Filter the records below for the word "subtitle". Copy each line that holds it.

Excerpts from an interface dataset
== Segment start ==
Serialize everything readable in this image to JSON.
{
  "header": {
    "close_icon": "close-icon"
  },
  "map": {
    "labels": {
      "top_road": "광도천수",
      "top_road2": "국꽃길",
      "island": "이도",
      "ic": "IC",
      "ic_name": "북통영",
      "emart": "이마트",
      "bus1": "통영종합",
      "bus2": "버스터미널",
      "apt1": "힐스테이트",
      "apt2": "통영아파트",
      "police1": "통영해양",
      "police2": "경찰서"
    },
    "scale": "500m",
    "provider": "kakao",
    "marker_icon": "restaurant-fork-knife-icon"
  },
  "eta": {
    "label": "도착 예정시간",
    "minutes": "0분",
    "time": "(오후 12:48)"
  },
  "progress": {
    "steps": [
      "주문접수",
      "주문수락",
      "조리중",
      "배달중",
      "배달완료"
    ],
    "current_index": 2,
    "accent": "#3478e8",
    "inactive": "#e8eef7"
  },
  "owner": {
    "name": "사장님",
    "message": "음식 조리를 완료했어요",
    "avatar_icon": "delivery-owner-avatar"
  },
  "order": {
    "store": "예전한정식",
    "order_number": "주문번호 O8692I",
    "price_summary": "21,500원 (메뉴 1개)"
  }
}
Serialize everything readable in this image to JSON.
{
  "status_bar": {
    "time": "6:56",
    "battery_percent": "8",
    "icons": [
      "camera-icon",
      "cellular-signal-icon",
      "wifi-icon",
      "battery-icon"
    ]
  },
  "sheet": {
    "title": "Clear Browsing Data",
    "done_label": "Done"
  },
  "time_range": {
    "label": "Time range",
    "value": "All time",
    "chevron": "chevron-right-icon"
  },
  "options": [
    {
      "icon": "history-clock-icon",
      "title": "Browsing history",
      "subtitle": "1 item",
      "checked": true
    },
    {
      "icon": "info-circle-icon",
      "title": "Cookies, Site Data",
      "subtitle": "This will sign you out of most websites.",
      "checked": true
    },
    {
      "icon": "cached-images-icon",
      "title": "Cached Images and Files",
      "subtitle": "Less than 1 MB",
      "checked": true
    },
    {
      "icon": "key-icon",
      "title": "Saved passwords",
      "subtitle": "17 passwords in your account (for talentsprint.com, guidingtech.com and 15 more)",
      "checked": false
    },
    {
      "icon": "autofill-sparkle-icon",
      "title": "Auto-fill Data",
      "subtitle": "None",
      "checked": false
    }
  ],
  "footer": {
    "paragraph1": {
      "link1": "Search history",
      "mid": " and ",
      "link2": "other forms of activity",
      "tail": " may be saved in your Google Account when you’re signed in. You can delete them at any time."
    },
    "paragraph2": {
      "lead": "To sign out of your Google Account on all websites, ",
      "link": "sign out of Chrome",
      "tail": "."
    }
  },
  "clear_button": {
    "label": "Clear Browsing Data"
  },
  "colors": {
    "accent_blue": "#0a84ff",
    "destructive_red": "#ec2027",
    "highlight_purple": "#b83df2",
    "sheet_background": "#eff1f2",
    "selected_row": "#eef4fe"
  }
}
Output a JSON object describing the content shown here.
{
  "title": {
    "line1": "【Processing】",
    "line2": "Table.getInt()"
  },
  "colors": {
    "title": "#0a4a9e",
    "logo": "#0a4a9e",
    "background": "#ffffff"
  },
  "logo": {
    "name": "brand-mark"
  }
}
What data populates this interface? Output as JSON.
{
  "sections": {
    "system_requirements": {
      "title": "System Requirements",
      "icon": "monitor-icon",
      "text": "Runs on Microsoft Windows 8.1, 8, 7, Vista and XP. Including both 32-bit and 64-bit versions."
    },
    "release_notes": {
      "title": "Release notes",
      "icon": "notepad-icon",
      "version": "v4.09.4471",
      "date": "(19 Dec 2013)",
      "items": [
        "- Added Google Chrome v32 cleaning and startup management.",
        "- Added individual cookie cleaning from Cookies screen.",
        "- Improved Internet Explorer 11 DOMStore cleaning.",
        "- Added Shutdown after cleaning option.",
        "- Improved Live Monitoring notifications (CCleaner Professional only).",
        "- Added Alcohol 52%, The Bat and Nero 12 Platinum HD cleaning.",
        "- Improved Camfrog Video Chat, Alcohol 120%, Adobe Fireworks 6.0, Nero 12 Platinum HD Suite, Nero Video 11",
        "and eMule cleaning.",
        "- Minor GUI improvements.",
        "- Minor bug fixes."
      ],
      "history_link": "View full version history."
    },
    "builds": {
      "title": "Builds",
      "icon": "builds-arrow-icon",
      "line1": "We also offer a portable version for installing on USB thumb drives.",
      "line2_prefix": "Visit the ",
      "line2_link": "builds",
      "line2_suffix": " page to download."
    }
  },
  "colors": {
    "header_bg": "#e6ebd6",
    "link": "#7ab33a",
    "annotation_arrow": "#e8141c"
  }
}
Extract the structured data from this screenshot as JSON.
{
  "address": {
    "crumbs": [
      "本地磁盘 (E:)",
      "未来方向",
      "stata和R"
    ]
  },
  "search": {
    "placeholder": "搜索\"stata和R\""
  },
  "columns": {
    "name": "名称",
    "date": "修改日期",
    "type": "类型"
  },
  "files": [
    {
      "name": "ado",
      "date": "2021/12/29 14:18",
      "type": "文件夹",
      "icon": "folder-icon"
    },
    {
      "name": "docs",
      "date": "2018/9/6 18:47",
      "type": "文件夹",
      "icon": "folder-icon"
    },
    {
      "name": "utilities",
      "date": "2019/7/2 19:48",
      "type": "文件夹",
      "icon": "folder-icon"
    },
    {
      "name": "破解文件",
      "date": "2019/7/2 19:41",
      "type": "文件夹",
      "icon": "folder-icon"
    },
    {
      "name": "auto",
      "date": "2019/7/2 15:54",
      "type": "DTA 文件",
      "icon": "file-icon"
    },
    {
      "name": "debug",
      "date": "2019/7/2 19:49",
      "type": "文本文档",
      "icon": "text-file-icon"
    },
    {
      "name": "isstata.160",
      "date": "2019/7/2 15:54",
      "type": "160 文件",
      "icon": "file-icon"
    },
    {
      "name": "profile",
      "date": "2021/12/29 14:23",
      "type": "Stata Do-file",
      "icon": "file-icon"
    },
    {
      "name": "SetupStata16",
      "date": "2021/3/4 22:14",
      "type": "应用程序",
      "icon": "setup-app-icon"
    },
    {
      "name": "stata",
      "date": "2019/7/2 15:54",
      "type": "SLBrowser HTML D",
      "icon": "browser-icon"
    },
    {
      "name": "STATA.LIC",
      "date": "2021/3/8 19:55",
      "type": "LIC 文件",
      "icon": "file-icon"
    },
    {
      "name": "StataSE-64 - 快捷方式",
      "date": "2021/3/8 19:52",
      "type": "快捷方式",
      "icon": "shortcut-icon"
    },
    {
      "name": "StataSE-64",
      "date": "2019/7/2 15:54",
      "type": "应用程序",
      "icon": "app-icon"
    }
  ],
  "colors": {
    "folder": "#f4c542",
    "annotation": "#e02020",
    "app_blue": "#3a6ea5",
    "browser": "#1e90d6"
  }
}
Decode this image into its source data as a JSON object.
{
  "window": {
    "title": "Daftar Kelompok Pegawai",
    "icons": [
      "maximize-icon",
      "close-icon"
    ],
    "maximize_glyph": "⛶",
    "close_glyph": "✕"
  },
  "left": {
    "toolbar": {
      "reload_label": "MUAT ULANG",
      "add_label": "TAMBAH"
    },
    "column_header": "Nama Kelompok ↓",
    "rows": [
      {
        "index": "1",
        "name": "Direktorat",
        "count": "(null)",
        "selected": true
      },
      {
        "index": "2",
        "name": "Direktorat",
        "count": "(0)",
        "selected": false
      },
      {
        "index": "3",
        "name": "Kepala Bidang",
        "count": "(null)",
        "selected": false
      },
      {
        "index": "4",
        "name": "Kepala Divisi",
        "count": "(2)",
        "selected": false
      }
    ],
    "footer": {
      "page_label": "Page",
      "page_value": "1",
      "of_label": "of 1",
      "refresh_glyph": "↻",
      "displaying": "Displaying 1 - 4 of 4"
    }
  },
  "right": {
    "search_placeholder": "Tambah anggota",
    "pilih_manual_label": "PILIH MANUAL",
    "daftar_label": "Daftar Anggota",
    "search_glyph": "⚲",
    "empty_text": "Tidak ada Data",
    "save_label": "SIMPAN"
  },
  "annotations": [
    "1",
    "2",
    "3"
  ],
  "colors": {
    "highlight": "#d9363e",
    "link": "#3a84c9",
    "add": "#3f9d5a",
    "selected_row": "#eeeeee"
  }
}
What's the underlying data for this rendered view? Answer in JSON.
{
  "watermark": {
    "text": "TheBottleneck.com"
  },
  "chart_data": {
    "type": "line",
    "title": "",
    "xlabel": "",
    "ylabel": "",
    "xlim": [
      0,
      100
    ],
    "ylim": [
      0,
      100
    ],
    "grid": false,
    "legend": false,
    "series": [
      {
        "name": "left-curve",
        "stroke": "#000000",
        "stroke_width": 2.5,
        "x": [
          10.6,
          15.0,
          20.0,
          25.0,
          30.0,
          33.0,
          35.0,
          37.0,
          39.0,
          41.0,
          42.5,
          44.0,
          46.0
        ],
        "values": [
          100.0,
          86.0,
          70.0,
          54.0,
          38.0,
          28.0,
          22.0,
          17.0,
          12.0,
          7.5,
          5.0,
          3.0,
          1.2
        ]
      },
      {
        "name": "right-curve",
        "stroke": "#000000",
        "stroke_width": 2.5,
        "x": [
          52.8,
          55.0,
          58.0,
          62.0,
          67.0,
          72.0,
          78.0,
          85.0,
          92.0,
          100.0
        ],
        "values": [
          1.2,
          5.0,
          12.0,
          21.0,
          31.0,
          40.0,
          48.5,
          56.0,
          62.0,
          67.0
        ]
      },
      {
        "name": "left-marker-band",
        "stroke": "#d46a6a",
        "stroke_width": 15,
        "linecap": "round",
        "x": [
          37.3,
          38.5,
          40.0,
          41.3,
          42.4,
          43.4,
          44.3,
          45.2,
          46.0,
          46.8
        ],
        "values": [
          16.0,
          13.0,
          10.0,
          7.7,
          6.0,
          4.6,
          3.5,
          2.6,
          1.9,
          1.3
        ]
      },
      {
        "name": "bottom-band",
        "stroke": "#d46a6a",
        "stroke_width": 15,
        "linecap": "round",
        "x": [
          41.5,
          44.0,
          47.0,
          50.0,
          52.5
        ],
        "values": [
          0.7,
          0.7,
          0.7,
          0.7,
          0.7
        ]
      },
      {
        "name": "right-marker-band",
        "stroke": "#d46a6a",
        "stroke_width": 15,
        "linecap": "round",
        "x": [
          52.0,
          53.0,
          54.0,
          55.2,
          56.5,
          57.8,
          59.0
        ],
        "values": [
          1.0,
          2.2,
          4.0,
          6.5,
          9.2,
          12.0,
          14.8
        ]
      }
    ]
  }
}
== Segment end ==
# [Solution for this problem]
      "subtitle": "1 item",
      "subtitle": "This will sign you out of most websites.",
      "subtitle": "Less than 1 MB",
      "subtitle": "17 passwords in your account (for talentsprint.com, guidingtech.com and 15 more)",
      "subtitle": "None",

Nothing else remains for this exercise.